HOW TO COMPLETE THIS TASK -
Below are records; copy every line among them that contains the word "icon".

[Dataset records]

● ● ●

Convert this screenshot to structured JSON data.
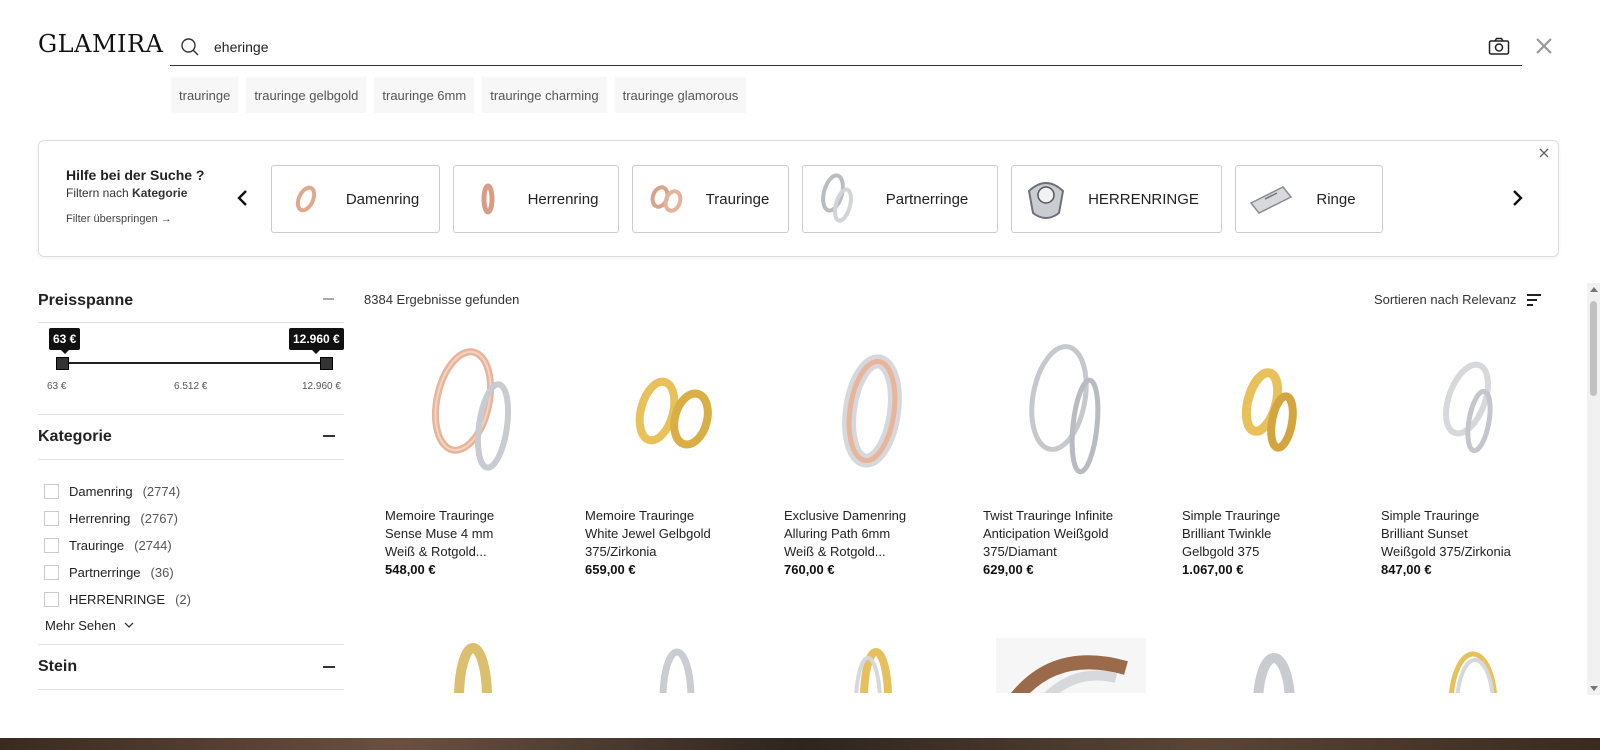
{
  "brand": {
    "logo": "GLAMIRA"
  },
  "search": {
    "value": "eheringe",
    "icon": "search-icon",
    "camera_icon": "camera-icon",
    "close_icon": "close-icon"
  },
  "suggestions": [
    "trauringe",
    "trauringe gelbgold",
    "trauringe 6mm",
    "trauringe charming",
    "trauringe glamorous"
  ],
  "help": {
    "title": "Hilfe bei der Suche ?",
    "subtitle_prefix": "Filtern nach",
    "subtitle_bold": "Kategorie",
    "skip": "Filter überspringen →",
    "categories": [
      {
        "label": "Damenring",
        "thumb": "rose-gold"
      },
      {
        "label": "Herrenring",
        "thumb": "rose-gold-single"
      },
      {
        "label": "Trauringe",
        "thumb": "rose-gold-pair"
      },
      {
        "label": "Partnerringe",
        "thumb": "silver-pair"
      },
      {
        "label": "HERRENRINGE",
        "thumb": "silver-signet"
      },
      {
        "label": "Ringe",
        "thumb": "silver-band"
      }
    ]
  },
  "filters": {
    "price": {
      "title": "Preisspanne",
      "min_tag": "63 €",
      "max_tag": "12.960 €",
      "scale_min": "63 €",
      "scale_mid": "6.512 €",
      "scale_max": "12.960 €",
      "selected_min_fraction": 0,
      "selected_max_fraction": 1
    },
    "category": {
      "title": "Kategorie",
      "items": [
        {
          "label": "Damenring",
          "count": "(2774)"
        },
        {
          "label": "Herrenring",
          "count": "(2767)"
        },
        {
          "label": "Trauringe",
          "count": "(2744)"
        },
        {
          "label": "Partnerringe",
          "count": "(36)"
        },
        {
          "label": "HERRENRINGE",
          "count": "(2)"
        }
      ],
      "more": "Mehr Sehen"
    },
    "stone": {
      "title": "Stein"
    }
  },
  "results": {
    "count_text": "8384 Ergebnisse gefunden",
    "sort_label": "Sortieren nach Relevanz",
    "products": [
      {
        "line1": "Memoire Trauringe",
        "line2": "Sense Muse 4 mm",
        "line3": "Weiß & Rotgold...",
        "price": "548,00 €",
        "metal": "white-rose"
      },
      {
        "line1": "Memoire Trauringe",
        "line2": "White Jewel Gelbgold",
        "line3": "375/Zirkonia",
        "price": "659,00 €",
        "metal": "yellow"
      },
      {
        "line1": "Exclusive Damenring",
        "line2": "Alluring Path 6mm",
        "line3": "Weiß & Rotgold...",
        "price": "760,00 €",
        "metal": "white-rose"
      },
      {
        "line1": "Twist Trauringe Infinite",
        "line2": "Anticipation Weißgold",
        "line3": "375/Diamant",
        "price": "629,00 €",
        "metal": "white"
      },
      {
        "line1": "Simple Trauringe",
        "line2": "Brilliant Twinkle",
        "line3": "Gelbgold 375",
        "price": "1.067,00 €",
        "metal": "yellow"
      },
      {
        "line1": "Simple Trauringe",
        "line2": "Brilliant Sunset",
        "line3": "Weißgold 375/Zirkonia",
        "price": "847,00 €",
        "metal": "white"
      }
    ]
  },
  "colors": {
    "rose_gold": "#e8b49a",
    "yellow_gold": "#e8c15a",
    "white_gold": "#d6d8dc"
  }
}
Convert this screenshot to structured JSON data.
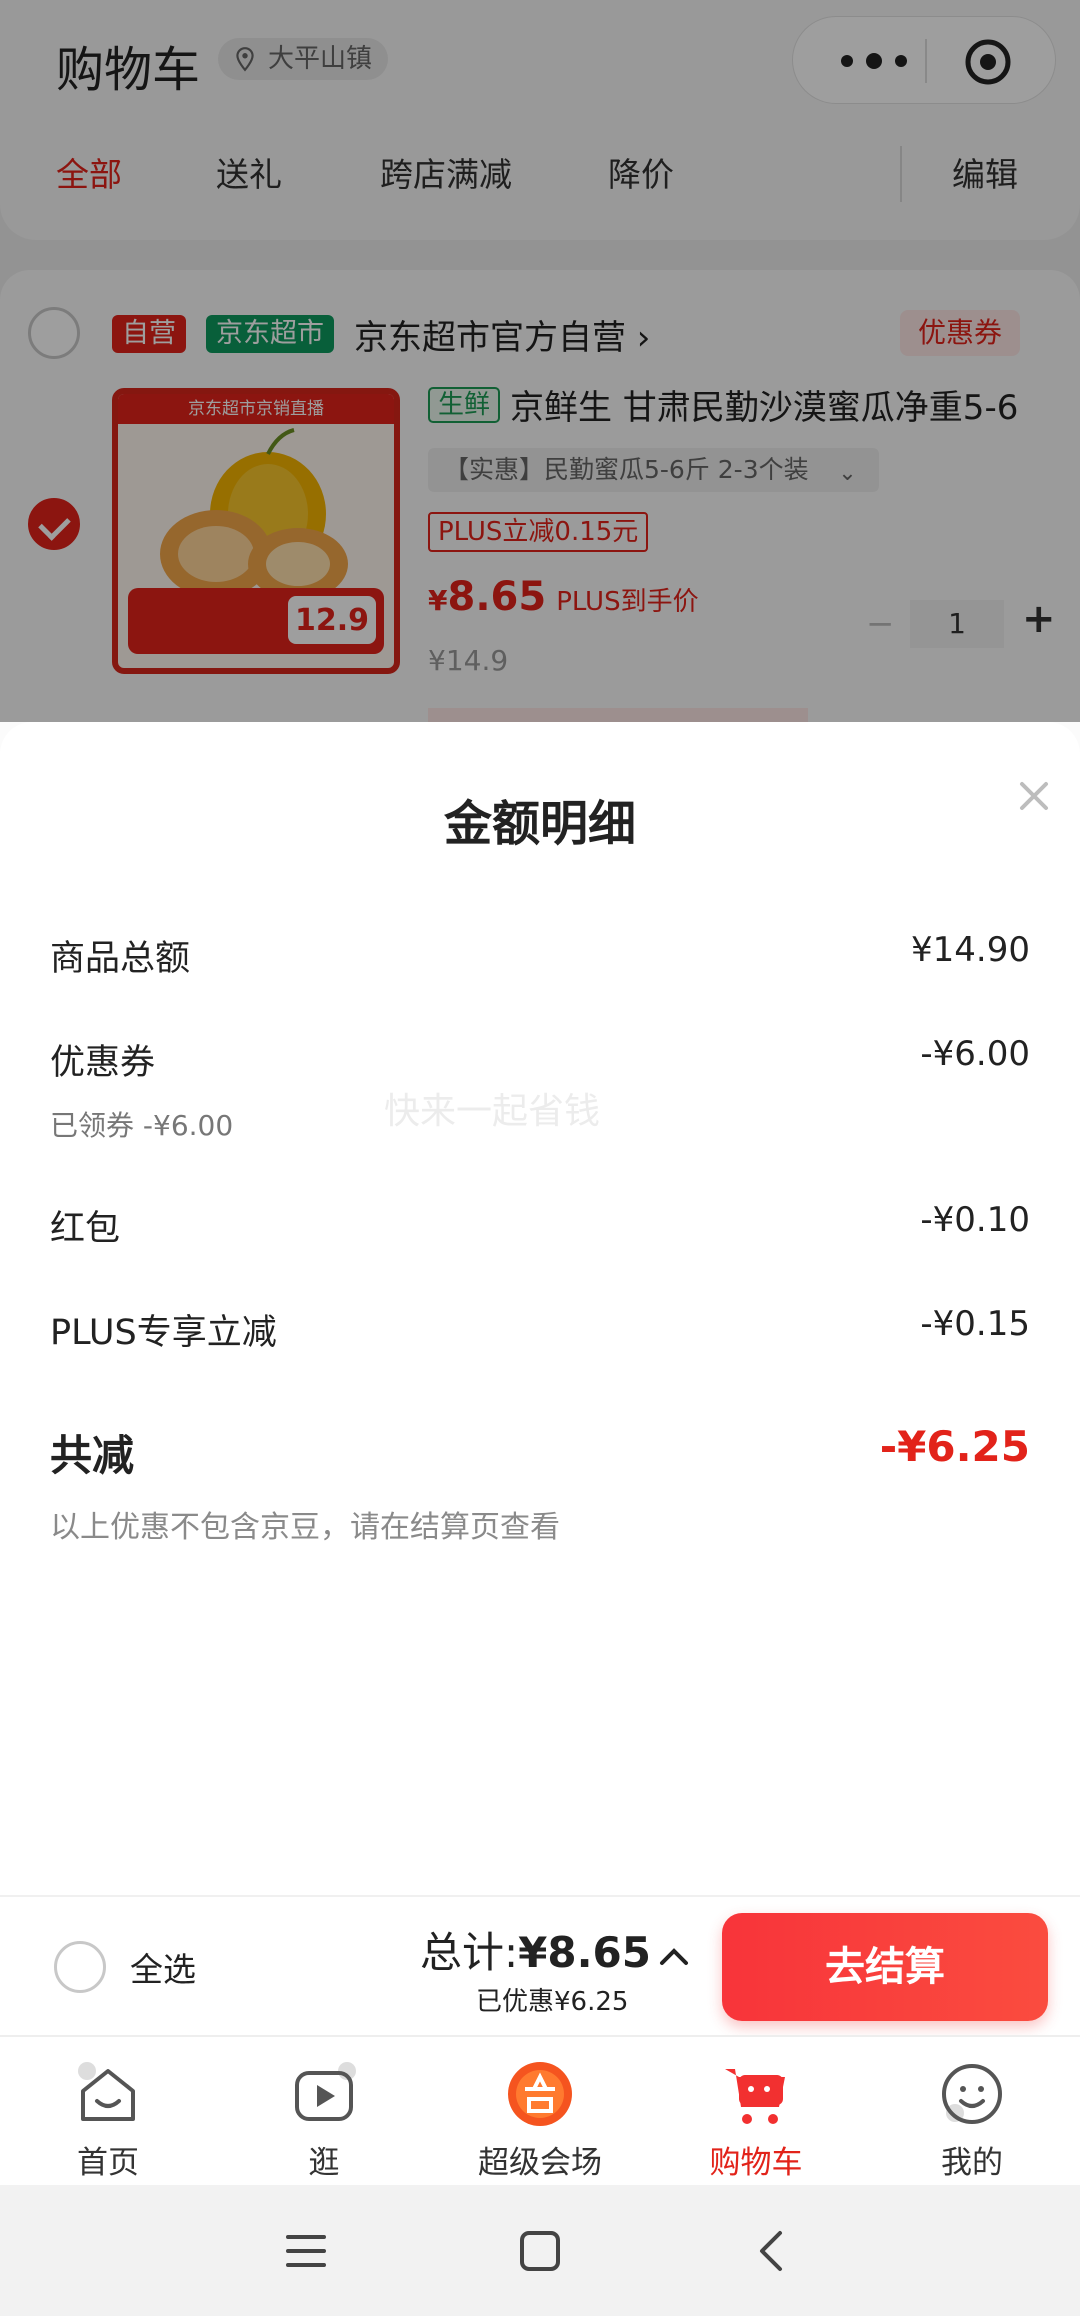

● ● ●

TASK SOLUTION -
    "icon": "search-icon",
    "camera_icon": "camera-icon",
    "close_icon": "close-icon"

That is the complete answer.